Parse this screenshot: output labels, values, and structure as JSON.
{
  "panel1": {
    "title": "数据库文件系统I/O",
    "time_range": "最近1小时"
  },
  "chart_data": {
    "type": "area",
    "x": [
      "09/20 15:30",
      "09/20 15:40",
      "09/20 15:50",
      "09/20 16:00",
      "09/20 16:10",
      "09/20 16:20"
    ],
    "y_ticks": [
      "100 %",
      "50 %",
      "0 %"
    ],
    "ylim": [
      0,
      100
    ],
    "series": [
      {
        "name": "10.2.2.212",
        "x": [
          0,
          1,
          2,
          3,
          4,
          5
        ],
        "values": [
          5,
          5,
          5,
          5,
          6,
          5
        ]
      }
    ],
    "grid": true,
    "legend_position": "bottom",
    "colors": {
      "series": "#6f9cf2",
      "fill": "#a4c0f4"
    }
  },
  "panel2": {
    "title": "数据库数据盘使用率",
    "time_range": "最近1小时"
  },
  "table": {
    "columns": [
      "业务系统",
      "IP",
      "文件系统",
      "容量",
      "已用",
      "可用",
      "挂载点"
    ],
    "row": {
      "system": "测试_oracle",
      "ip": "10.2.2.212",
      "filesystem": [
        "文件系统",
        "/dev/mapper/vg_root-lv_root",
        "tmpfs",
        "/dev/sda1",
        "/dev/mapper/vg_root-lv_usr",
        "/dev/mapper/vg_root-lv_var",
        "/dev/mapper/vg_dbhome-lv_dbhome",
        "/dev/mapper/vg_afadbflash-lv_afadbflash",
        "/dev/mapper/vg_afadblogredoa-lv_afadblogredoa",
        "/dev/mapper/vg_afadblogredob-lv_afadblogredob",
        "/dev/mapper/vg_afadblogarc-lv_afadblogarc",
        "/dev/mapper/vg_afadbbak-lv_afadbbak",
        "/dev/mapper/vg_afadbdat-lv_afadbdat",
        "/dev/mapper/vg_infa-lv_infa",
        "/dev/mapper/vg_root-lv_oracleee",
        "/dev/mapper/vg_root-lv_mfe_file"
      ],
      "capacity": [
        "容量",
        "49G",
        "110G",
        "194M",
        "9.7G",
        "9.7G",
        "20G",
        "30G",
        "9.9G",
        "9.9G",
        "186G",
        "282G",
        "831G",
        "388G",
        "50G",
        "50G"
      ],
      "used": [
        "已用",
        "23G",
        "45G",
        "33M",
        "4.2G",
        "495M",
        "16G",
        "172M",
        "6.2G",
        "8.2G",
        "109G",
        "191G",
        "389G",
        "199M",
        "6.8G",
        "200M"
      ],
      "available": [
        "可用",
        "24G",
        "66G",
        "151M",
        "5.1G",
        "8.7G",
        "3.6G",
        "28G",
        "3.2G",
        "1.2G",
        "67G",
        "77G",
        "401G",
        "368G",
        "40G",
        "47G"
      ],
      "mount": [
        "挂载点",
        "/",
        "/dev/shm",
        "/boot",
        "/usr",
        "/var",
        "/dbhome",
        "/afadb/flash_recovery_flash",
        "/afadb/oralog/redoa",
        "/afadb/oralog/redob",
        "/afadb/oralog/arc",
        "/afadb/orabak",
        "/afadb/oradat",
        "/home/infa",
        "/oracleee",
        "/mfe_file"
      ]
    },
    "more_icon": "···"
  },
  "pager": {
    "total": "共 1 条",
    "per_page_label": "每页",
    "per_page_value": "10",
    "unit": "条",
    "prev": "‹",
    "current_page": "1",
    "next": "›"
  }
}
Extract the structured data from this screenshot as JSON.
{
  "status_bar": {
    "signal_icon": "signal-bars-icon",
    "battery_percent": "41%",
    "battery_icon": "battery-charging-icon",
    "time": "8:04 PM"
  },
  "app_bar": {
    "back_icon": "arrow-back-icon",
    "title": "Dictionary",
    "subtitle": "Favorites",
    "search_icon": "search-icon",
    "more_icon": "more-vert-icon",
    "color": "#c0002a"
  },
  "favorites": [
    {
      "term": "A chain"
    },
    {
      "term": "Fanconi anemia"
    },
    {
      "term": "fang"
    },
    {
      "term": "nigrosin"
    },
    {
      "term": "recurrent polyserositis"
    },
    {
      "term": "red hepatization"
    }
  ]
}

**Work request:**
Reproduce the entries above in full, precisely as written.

**Finished task:**
Parse this screenshot: output labels, values, and structure as JSON.
{
  "panel1": {
    "title": "数据库文件系统I/O",
    "time_range": "最近1小时"
  },
  "chart_data": {
    "type": "area",
    "x": [
      "09/20 15:30",
      "09/20 15:40",
      "09/20 15:50",
      "09/20 16:00",
      "09/20 16:10",
      "09/20 16:20"
    ],
    "y_ticks": [
      "100 %",
      "50 %",
      "0 %"
    ],
    "ylim": [
      0,
      100
    ],
    "series": [
      {
        "name": "10.2.2.212",
        "x": [
          0,
          1,
          2,
          3,
          4,
          5
        ],
        "values": [
          5,
          5,
          5,
          5,
          6,
          5
        ]
      }
    ],
    "grid": true,
    "legend_position": "bottom",
    "colors": {
      "series": "#6f9cf2",
      "fill": "#a4c0f4"
    }
  },
  "panel2": {
    "title": "数据库数据盘使用率",
    "time_range": "最近1小时"
  },
  "table": {
    "columns": [
      "业务系统",
      "IP",
      "文件系统",
      "容量",
      "已用",
      "可用",
      "挂载点"
    ],
    "row": {
      "system": "测试_oracle",
      "ip": "10.2.2.212",
      "filesystem": [
        "文件系统",
        "/dev/mapper/vg_root-lv_root",
        "tmpfs",
        "/dev/sda1",
        "/dev/mapper/vg_root-lv_usr",
        "/dev/mapper/vg_root-lv_var",
        "/dev/mapper/vg_dbhome-lv_dbhome",
        "/dev/mapper/vg_afadbflash-lv_afadbflash",
        "/dev/mapper/vg_afadblogredoa-lv_afadblogredoa",
        "/dev/mapper/vg_afadblogredob-lv_afadblogredob",
        "/dev/mapper/vg_afadblogarc-lv_afadblogarc",
        "/dev/mapper/vg_afadbbak-lv_afadbbak",
        "/dev/mapper/vg_afadbdat-lv_afadbdat",
        "/dev/mapper/vg_infa-lv_infa",
        "/dev/mapper/vg_root-lv_oracleee",
        "/dev/mapper/vg_root-lv_mfe_file"
      ],
      "capacity": [
        "容量",
        "49G",
        "110G",
        "194M",
        "9.7G",
        "9.7G",
        "20G",
        "30G",
        "9.9G",
        "9.9G",
        "186G",
        "282G",
        "831G",
        "388G",
        "50G",
        "50G"
      ],
      "used": [
        "已用",
        "23G",
        "45G",
        "33M",
        "4.2G",
        "495M",
        "16G",
        "172M",
        "6.2G",
        "8.2G",
        "109G",
        "191G",
        "389G",
        "199M",
        "6.8G",
        "200M"
      ],
      "available": [
        "可用",
        "24G",
        "66G",
        "151M",
        "5.1G",
        "8.7G",
        "3.6G",
        "28G",
        "3.2G",
        "1.2G",
        "67G",
        "77G",
        "401G",
        "368G",
        "40G",
        "47G"
      ],
      "mount": [
        "挂载点",
        "/",
        "/dev/shm",
        "/boot",
        "/usr",
        "/var",
        "/dbhome",
        "/afadb/flash_recovery_flash",
        "/afadb/oralog/redoa",
        "/afadb/oralog/redob",
        "/afadb/oralog/arc",
        "/afadb/orabak",
        "/afadb/oradat",
        "/home/infa",
        "/oracleee",
        "/mfe_file"
      ]
    },
    "more_icon": "···"
  },
  "pager": {
    "total": "共 1 条",
    "per_page_label": "每页",
    "per_page_value": "10",
    "unit": "条",
    "prev": "‹",
    "current_page": "1",
    "next": "›"
  }
}
Extract the structured data from this screenshot as JSON.
{
  "status_bar": {
    "signal_icon": "signal-bars-icon",
    "battery_percent": "41%",
    "battery_icon": "battery-charging-icon",
    "time": "8:04 PM"
  },
  "app_bar": {
    "back_icon": "arrow-back-icon",
    "title": "Dictionary",
    "subtitle": "Favorites",
    "search_icon": "search-icon",
    "more_icon": "more-vert-icon",
    "color": "#c0002a"
  },
  "favorites": [
    {
      "term": "A chain"
    },
    {
      "term": "Fanconi anemia"
    },
    {
      "term": "fang"
    },
    {
      "term": "nigrosin"
    },
    {
      "term": "recurrent polyserositis"
    },
    {
      "term": "red hepatization"
    }
  ]
}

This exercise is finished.